Health Benefits of Pecans
1-888-663-2137, 337-988-0850, www.classicgoldenpecans.com
Pecans are a type of tree nut that grows in the Southern parts of the United States and in Mexico. Pecans first came on the food scene in Native American history around the year 1500, its name originating from the Algonquins. The word "pecan" actually means "a nut that requires a stone to crack". Of the over 1500 varieties of pecans many are now called "paper shell" pecans and were grafted to make them easier to get into--some can even be cracked in the hand!
In addition to supplying plenty of heart-healthy fats, pecans also offer several vitamins and minerals that can protect against nutritional deficiencies and optimize overall health.
A one-ounce serving of pecans (about 19 halves) contains about:
- 195 calories
- 4 grams carbohydrates
- 2.5 grams protein
- 20 grams fat
- 2.7 grams fiber
- 1.3 milligrams manganese (64 percent DV)
- 0.3 milligrams copper (17 percent DV)
- 0.2 milligram thiamine (12 percent DV)
- 34.2 milligrams magnesium (9 percent DV)
- 1.3 milligrams zinc (9 percent DV)
- 78.2 milligrams phosphorus (8 percent DV)
- 0.7 milligrams iron (4 percent DV)
- 0.1 milligrams vitamin B6 (3 percent DV)
- 116 milligrams potassium (3 percent DV)
Pecans also contain a small amount of riboflavin, calcium, niacin, pantothenic acid and selenium. Pecans are a holiday staple often featured in sweet treats like pecan pie and cookies. However, apart from their delicious flavor these tasty nuts bring so much more to the table in terms of nutrition. Pecans are high in healthy fats, protein and fiber, but pecans are also brimming with key nutrients like manganese, copper and thiamine. Pecans have been tied to a number of impressive health benefits, from improved heart health to better brain function.
Eating 3/4 cup of pecans a day may lower "bad" LDL cholesterol. Nuts contain monounsaturated fat, which may help prevent heart disease. Pecans are rich in antioxidants which protect against cell damage and may help fight Alzheimer's, Parkinson's and heart disease.
Try these tips when planning your meal!
-Sprinkle pecans on your favorite salad, cereal or yogurt to add a delicious crunch.
-Use pecan meal as a coating for fish, chicken or pork.
-Instead of chocolate chips, use pecans in your muffin and baked bread recipes, waffle and pancake mix, etc.
-Mix pecans with "light" popcorn for a healthy and enjoyable snack.
-Toast pecans for a refreshing snack. For a twist, sprinkle with red pepper for a "Cajun spice" version.

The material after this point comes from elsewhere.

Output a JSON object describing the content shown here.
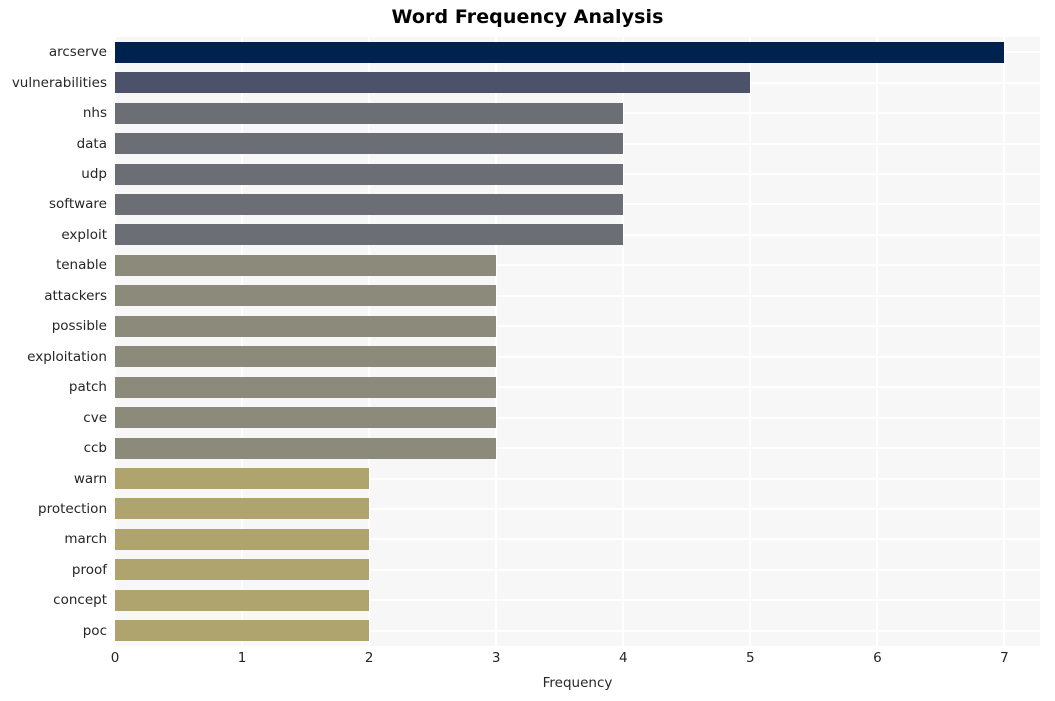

-In place of meat (such as chicken or pork) in casserole dishes, use pecans.
-Nuts offer many of the same nutrients as meat, but are a great alternative for those choosing a plant-based diet.
Pecan are high in fat, but they are full of healthy fats that can actually be beneficial for providing long-lasting energy and promoting weight loss.
The heart-healthy fats in pecans can help slow the emptying of the stomach to keep you feeling fuller for longer. Most of the carbs in pecans are made up of fiber, which moves through the intestinal tract undigested and reduces hunger and appetite.
According to a review found in American Journal of Clinical Nutrition, some studies have found that eating nuts as part of a healthy diet could be linked to a lower body weight. Another 2018 study out of France also reported that a higher intake of nuts was tied to reduced weight gain and a decreased risk of becoming overweight or obese over a five-year period.
Pecans are loaded with antioxidants, which may play a central role in overall health and could aid in the prevention of chronic conditions like cancer, heart disease and diabetes.
Studies show pecan consumption may reduce several markers used to measure the risk of heart disease and blood pressure levels.
Filling up on antioxidants can be an effective strategy to help reduce inflammation and fight free radical damage. The copper found in pecans can also help decrease inflammation, especially for pain and stiffness caused by arthritis. This is why pecans and other anti-inflammatory foods can make a great addition to an arthritis diet treatment plan
In conjunction with other nutrients, manganese, copper and zinc (all found in pecans) have been used to help treat symptoms of osteoporosis which is a condition characterized by weak brittle bones.
A daily serving (about 1 oz. or 19 halves) of pecans may help:
Maintain high energy and lose weight
Prevent oxidative stress
Contribute to a healthy heart
Possibly prevent osteoporosis-related bone loss in women
Improve and maintain peak brain function
Possibly reduce symptoms of PMS
In treatment of diabetes